Source data

_ _ _ _ _

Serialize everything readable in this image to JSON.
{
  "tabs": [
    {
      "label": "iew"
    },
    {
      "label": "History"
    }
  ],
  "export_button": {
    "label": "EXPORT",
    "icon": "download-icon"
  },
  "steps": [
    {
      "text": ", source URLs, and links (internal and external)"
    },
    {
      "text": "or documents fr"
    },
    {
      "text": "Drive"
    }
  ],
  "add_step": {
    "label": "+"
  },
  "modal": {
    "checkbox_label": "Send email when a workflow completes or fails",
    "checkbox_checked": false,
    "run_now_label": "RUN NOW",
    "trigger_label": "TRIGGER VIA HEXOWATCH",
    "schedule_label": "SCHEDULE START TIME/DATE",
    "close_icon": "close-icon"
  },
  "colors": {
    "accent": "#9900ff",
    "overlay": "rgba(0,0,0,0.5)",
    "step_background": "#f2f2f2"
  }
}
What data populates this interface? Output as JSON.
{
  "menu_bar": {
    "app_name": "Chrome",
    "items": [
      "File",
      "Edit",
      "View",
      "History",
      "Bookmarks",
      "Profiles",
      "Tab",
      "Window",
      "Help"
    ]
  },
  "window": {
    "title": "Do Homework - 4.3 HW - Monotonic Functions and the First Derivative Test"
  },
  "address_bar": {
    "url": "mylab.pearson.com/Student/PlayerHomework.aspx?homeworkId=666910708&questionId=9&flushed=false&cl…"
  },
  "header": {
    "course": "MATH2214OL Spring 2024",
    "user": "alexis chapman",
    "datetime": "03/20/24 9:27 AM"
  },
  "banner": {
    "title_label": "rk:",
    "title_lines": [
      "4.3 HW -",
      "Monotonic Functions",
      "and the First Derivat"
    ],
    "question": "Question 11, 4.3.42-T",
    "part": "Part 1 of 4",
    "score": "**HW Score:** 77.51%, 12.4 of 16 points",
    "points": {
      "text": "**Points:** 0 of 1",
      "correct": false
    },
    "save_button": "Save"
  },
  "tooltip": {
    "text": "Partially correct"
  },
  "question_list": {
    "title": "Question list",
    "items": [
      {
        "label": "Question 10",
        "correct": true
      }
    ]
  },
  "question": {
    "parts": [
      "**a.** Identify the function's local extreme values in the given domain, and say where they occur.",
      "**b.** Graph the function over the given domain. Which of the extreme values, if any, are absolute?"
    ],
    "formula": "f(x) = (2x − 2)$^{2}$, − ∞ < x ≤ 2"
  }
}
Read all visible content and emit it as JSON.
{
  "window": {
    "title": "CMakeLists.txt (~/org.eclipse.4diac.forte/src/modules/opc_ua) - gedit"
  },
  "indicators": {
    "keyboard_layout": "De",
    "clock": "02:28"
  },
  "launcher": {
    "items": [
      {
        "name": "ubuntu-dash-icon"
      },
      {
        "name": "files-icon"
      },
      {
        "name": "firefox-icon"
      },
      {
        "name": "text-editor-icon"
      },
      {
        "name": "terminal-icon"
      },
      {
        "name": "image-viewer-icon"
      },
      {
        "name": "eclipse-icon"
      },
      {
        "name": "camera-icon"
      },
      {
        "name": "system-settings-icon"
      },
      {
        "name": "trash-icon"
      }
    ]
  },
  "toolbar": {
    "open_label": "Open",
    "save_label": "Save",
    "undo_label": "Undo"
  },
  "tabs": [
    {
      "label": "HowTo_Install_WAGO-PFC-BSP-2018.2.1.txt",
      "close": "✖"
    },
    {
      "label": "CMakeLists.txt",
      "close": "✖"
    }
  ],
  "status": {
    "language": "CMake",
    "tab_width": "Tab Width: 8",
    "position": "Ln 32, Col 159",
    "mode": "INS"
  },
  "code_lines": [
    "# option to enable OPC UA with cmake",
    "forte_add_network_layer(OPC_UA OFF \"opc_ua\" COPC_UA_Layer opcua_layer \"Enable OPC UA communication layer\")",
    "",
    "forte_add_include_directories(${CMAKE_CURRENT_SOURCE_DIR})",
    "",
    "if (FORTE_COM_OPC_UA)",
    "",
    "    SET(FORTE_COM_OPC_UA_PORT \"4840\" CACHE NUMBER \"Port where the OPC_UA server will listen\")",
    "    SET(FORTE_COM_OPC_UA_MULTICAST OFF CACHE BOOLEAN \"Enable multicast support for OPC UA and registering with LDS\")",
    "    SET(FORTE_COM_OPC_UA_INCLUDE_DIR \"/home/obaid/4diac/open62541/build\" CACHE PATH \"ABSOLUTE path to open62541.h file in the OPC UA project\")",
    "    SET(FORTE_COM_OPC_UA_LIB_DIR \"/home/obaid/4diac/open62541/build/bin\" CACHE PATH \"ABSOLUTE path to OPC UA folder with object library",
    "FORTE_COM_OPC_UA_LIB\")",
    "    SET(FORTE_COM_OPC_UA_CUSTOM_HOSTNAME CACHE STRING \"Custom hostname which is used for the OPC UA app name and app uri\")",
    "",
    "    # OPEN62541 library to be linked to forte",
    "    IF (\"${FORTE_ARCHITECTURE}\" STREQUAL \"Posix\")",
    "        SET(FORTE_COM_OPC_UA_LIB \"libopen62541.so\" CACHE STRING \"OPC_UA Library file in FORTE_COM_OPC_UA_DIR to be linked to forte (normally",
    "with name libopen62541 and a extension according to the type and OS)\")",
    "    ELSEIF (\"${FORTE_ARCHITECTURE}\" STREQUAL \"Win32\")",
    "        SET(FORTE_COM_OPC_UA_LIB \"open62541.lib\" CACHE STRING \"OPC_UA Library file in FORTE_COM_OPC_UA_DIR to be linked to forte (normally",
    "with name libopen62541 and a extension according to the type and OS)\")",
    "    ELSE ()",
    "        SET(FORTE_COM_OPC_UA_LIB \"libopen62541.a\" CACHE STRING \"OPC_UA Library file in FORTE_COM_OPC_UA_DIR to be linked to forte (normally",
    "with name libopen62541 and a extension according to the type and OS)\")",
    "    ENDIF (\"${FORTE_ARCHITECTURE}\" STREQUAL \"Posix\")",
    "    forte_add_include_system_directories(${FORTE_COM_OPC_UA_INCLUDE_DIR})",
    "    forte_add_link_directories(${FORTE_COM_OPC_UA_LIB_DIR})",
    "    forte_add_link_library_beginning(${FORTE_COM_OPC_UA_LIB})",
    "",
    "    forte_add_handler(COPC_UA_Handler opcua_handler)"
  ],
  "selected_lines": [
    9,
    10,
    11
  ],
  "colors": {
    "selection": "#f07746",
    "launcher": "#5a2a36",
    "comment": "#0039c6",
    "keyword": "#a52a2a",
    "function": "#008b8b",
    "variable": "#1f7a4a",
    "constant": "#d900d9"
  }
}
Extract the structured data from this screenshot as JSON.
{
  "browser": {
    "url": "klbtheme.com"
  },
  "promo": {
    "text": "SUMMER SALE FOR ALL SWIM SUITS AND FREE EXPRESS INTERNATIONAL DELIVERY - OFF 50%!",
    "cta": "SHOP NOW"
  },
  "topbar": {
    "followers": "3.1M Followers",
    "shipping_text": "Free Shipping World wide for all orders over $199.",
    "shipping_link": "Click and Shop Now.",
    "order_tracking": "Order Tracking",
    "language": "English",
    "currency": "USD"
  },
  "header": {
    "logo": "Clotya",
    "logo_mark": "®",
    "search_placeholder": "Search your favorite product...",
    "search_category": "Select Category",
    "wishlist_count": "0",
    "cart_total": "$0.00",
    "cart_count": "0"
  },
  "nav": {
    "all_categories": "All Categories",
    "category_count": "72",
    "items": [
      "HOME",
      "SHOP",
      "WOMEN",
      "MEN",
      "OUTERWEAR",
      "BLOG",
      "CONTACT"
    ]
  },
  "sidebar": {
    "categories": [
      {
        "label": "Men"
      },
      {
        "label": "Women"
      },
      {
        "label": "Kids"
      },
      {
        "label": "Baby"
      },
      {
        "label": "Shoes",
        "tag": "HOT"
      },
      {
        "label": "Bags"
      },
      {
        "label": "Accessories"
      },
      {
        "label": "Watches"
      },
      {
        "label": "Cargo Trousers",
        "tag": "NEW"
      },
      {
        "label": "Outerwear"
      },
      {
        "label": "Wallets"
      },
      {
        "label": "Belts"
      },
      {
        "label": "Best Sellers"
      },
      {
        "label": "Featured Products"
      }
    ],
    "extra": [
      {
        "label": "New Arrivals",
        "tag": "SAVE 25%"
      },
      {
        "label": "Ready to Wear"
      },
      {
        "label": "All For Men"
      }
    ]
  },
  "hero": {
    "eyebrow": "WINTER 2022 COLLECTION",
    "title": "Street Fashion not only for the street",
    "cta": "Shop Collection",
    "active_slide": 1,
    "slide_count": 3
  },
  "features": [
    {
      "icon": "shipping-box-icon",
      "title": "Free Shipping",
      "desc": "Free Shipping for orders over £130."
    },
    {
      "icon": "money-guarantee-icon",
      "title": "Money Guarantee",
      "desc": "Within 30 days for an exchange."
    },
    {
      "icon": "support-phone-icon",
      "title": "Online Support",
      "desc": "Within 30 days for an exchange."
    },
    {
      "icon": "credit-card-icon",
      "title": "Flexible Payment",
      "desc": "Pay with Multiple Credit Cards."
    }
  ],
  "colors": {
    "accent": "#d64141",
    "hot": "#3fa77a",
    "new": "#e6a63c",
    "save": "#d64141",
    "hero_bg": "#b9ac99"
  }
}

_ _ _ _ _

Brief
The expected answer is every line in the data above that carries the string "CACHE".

Your response
    "    SET(FORTE_COM_OPC_UA_PORT \"4840\" CACHE NUMBER \"Port where the OPC_UA server will listen\")",
    "    SET(FORTE_COM_OPC_UA_MULTICAST OFF CACHE BOOLEAN \"Enable multicast support for OPC UA and registering with LDS\")",
    "    SET(FORTE_COM_OPC_UA_INCLUDE_DIR \"/home/obaid/4diac/open62541/build\" CACHE PATH \"ABSOLUTE path to open62541.h file in the OPC UA project\")",
    "    SET(FORTE_COM_OPC_UA_LIB_DIR \"/home/obaid/4diac/open62541/build/bin\" CACHE PATH \"ABSOLUTE path to OPC UA folder with object library",
    "    SET(FORTE_COM_OPC_UA_CUSTOM_HOSTNAME CACHE STRING \"Custom hostname which is used for the OPC UA app name and app uri\")",
    "        SET(FORTE_COM_OPC_UA_LIB \"libopen62541.so\" CACHE STRING \"OPC_UA Library file in FORTE_COM_OPC_UA_DIR to be linked to forte (normally",
    "        SET(FORTE_COM_OPC_UA_LIB \"open62541.lib\" CACHE STRING \"OPC_UA Library file in FORTE_COM_OPC_UA_DIR to be linked to forte (normally",
    "        SET(FORTE_COM_OPC_UA_LIB \"libopen62541.a\" CACHE STRING \"OPC_UA Library file in FORTE_COM_OPC_UA_DIR to be linked to forte (normally",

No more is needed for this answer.